I use quinoa in my cauliflower mash as mentioned earlier and in many soups to add an excellent source of protein. Quinoa (along with millet) is also added to my "Make Your Own Dog Food" recipe also mentioned above and can be found here: chicken chow dog food.

Quinoa's Nutrition Info.

VITAMINS: Vitamin B1 (Thiamin), B2 (Riboflavin), B3 (Niacin), B5 (Pantothenic Acid), and B9 (Folate).

and MINERALS: Manganese, Phosphorus, Copper, Iron, Zinc, and Magnesium.

PLEASE: Rinse Quinoa Before Cooking

As mentioned, you must rinse quinoa before use due to its bitter coating, and I use a sieve just like the one shown in the above image.

Simply rinse the quinoa under cool water in a fine sifter. The sifter (or sieve) I use is from and is a #50 Mrs. Anderson Sieve, 9-inch diameter

Deets from Fantes:

  • Mrs. Anderson's Tamis Mesh Sifter, or Drum Sieve, for removing and breaking up clumps from ingredients before baking or cooking
  • Sift and aerate powdered ingredients, like flour, crushed spices, and confectioners' sugar, for lighter, fluffier baked goods
  • Sieve pastes and purees for smoother, creamier sauces and soups; no more lumps
  • 18/8 Stainless steel frame and 16-count fine-wire stainless mesh

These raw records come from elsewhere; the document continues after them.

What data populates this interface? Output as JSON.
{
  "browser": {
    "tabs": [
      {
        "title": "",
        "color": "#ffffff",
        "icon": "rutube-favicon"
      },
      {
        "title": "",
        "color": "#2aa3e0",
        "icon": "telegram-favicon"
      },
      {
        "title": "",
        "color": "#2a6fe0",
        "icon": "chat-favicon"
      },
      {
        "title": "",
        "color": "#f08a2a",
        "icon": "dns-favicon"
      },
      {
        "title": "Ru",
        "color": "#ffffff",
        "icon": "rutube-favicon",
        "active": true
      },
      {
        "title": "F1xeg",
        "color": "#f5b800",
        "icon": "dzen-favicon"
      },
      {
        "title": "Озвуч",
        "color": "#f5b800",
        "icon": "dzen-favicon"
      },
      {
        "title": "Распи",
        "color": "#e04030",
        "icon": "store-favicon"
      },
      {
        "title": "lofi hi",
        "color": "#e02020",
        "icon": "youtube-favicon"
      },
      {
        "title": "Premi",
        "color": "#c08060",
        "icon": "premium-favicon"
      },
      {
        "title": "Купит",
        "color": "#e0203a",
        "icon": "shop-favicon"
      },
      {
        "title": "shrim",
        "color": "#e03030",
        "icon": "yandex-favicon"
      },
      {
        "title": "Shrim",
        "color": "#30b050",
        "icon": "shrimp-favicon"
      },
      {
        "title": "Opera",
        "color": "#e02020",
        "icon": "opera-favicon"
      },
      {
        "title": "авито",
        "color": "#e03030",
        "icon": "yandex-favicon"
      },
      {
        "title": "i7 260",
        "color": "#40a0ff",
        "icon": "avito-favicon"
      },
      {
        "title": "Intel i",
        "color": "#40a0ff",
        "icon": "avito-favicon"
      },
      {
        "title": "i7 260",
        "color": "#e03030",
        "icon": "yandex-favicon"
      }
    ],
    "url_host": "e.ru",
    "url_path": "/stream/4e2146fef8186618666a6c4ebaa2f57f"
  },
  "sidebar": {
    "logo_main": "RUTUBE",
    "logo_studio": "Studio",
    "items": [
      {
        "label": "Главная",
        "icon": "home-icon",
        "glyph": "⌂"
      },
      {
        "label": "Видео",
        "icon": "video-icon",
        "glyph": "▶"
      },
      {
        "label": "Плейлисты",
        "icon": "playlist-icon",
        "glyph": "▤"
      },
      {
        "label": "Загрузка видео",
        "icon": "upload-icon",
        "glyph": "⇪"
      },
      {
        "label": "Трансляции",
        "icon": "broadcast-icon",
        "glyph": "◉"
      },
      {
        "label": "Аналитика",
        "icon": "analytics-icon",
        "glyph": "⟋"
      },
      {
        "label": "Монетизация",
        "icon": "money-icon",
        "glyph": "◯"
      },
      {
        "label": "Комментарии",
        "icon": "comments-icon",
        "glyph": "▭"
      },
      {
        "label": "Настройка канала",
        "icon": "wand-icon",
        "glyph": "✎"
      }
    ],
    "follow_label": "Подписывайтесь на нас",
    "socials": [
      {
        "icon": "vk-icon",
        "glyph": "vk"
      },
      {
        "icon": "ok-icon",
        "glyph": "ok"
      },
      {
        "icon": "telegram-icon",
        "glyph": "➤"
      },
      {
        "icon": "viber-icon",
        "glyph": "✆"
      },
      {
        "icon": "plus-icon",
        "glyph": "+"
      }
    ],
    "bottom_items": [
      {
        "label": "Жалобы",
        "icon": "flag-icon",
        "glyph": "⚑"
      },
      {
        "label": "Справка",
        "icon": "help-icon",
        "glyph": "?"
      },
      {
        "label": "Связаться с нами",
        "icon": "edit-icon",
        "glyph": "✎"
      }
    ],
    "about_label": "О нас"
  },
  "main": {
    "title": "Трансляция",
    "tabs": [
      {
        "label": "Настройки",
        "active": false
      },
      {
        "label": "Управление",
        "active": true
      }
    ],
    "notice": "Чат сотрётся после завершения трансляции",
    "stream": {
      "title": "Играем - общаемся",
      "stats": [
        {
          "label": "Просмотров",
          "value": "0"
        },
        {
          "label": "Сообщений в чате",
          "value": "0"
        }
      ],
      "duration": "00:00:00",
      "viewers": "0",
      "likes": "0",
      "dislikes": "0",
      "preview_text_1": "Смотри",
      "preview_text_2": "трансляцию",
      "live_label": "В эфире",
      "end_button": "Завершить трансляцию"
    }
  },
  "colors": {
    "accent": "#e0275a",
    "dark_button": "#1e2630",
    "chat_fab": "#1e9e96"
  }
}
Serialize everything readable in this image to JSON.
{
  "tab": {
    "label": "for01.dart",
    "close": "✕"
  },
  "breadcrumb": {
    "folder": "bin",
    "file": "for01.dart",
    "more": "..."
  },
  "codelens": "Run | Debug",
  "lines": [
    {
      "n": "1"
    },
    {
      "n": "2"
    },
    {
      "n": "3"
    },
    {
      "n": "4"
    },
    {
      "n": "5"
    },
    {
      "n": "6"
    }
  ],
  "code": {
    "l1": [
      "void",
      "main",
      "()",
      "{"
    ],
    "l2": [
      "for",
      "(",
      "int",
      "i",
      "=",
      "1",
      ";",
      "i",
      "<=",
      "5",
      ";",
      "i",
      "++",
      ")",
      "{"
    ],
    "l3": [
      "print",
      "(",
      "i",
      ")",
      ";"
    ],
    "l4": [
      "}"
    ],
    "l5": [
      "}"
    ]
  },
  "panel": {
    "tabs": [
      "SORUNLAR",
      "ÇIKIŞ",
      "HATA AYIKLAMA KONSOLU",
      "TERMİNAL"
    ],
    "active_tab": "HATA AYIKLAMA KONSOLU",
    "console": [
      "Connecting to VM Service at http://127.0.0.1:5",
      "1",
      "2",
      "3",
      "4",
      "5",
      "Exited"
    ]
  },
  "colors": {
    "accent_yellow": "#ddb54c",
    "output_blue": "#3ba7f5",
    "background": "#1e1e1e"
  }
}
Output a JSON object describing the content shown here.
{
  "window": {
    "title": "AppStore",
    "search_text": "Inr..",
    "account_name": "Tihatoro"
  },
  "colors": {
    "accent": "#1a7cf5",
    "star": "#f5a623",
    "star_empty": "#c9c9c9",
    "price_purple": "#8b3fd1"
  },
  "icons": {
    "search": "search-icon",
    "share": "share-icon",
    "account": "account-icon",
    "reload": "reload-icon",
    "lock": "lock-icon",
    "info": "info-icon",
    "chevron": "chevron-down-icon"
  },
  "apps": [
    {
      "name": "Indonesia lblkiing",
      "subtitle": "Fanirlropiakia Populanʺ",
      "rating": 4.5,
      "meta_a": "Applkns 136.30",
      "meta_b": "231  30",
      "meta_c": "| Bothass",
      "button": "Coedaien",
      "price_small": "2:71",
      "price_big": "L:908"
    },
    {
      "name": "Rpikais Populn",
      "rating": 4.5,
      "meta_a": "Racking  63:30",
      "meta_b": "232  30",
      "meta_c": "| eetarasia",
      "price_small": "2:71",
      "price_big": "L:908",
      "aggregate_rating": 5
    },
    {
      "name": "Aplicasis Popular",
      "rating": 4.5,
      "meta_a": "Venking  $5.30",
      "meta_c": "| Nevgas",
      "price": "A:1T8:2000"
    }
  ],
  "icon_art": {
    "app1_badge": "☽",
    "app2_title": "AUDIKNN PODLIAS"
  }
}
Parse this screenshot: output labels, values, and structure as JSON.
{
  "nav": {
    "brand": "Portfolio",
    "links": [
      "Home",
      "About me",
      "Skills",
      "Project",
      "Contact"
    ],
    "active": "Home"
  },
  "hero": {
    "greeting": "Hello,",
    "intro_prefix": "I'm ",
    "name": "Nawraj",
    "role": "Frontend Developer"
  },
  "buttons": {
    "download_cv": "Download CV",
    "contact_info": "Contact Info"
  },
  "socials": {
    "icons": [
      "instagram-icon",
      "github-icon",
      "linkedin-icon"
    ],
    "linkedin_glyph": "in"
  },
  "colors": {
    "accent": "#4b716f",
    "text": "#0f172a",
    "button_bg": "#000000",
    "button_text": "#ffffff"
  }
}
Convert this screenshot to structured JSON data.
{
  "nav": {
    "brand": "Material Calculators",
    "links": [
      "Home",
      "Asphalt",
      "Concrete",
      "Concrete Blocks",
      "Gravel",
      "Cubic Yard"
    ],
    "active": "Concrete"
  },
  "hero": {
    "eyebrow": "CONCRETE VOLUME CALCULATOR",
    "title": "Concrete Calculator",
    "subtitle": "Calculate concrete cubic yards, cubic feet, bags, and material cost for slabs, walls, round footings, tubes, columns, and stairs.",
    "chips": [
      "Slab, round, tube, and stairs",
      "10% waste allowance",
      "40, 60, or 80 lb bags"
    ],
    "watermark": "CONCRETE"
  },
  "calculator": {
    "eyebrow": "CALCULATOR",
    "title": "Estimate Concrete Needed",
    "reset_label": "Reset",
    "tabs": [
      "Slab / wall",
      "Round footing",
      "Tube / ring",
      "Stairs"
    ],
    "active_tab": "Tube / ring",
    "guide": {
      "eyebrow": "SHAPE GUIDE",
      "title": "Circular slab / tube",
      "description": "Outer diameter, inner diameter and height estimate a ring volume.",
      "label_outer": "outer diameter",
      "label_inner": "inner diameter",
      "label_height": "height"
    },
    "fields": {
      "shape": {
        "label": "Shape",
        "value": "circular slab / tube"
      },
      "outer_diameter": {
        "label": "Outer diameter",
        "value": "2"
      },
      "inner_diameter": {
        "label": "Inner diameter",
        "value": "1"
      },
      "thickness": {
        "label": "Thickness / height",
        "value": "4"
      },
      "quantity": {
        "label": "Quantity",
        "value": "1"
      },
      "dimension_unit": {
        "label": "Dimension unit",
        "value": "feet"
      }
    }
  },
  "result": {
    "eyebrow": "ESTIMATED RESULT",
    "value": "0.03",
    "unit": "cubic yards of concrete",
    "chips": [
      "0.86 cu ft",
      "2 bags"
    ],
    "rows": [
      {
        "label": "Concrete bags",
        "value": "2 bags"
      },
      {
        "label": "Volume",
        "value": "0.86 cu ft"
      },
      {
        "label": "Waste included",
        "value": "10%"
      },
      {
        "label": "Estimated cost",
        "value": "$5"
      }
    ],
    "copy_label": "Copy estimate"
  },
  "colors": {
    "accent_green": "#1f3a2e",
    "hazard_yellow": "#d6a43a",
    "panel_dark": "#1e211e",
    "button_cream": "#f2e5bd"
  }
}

This extra fine sifter can also be used to dust your baked goods with powdered sugar.

Thanks for stopping by my millet and quinoa page!